Interspersed throughout the business sessions were hymns and several sermons. The introductory sermon, on the parable of the Good Samaritan, was delivered in the best of their passionate, rhythmic, highly allegorical style, and became the theme of all the other sermons of the sessions, with each minister ringing changes on it. A number of young people, several of them church members, hung upon the preaching with all the intensity of their elders. The recent election was ignored, although several prayers besought mercy for those caught up in war.
Southeastern Georgia is a stronghold of both Lloyd's Primitive Hymns, and the Cooper Revision of the Sacred Harp. The meeting resounded with the intense hum of ancient modal melodies sung in complex harmony. The effect of such singing brings to mind the remark of John Leland that during the Great Awakening in Virginia, the "singing was more blessed among the people than the preaching."
On all three days, the services were followed with enough food to feed the Pope's mule, with the meal itself accompanied by spontaneous bursts of favorite hymns.
On Saturday afternoon, the congregation repaired to the Satilla River for the baptism of two new members, the crowd at the waterside reinforced by relatives and friends not at the earlier services. The presiding minister recounted the conversion experience of a young man being baptized, which had been clinched by an apocalyptic dream. Many hymns accompanied the baptismal service, and I noticed some of the younger people in tears as they shook hands with the newly baptized.
The Sunday service was entirely devoted to worship, and concluded with the "parting hand," accompanied as always by the realization that some in the congregation will not be there the following year.
The Primitive Baptists have declined in recent years, but every now and again they see that the bush is not consumed, and still burns with the old flame.
Dates to Note
November 21-23, 2004, The Mercer Preaching Consultation, The King and Prince Hotel, St. Simons Island, GA. For details go to www.mercer.edu/baptiststudies and click "Conferences."
27-31, 2005, Centennial Congress of the Baptist World Alliance,
Birmingham, England. To register email
Congress@bwanet.org , phone 703.790.8980, or
Baptist Myths: A New Pamphlet Series
A series of eleven pamphlets that address negative perceptions held towards Baptists in popular American culture. These pamphlets are suitable for individual study, church classes, and academic courses. They are jointly published by the Baptist History and Heritage Society, The Center for Baptist Studies of Mercer University, and the Whitsitt Baptist Heritage Society. Editor: Doug Weaver; Associate Editors: Charles W. Deweese & Walter B. Shurden.

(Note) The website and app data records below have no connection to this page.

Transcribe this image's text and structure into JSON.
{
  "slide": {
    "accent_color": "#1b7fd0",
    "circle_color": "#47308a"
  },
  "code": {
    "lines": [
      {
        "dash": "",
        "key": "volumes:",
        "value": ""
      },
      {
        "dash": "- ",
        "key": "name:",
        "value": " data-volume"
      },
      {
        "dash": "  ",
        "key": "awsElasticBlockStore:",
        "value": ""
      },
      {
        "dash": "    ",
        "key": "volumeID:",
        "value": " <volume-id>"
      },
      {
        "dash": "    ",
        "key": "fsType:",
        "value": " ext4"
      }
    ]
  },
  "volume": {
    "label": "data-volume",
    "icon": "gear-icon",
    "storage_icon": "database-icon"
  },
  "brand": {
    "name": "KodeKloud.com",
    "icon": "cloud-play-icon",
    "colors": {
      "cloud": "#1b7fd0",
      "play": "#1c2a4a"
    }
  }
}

If you do not wish to receive BSB any longer, please Click Here to unsubscribe.